**Task statement**:
In the data that follows, give the number of lines containing the word "инструментов". Offer no additional comment.

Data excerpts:
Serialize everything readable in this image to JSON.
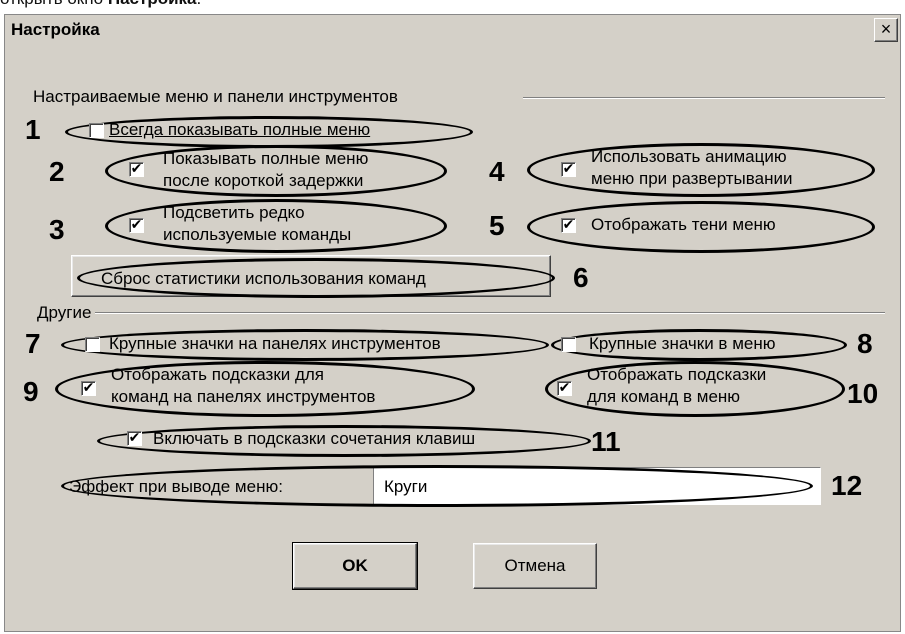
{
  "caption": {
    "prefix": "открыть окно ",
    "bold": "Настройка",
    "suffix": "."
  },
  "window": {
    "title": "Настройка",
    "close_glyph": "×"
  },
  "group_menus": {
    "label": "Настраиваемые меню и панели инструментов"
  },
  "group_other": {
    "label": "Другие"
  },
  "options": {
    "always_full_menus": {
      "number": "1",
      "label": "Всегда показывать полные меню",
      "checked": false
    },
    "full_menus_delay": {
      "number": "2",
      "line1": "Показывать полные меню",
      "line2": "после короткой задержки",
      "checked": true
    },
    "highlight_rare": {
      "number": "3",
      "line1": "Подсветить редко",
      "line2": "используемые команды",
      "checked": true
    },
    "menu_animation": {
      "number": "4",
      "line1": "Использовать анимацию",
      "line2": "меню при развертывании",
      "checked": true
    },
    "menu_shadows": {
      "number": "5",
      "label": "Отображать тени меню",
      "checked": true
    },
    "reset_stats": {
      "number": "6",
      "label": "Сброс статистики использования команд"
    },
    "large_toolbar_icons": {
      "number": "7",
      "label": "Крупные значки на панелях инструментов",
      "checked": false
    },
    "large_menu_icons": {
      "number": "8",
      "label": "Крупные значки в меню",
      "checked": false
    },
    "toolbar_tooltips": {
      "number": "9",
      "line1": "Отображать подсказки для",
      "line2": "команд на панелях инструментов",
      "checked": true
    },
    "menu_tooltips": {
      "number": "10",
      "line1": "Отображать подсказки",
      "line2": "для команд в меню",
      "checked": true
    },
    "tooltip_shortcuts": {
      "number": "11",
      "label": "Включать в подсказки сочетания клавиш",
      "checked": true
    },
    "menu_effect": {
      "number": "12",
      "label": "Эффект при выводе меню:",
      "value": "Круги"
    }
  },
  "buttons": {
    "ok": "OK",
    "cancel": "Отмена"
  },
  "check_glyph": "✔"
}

**Result for this task**:
3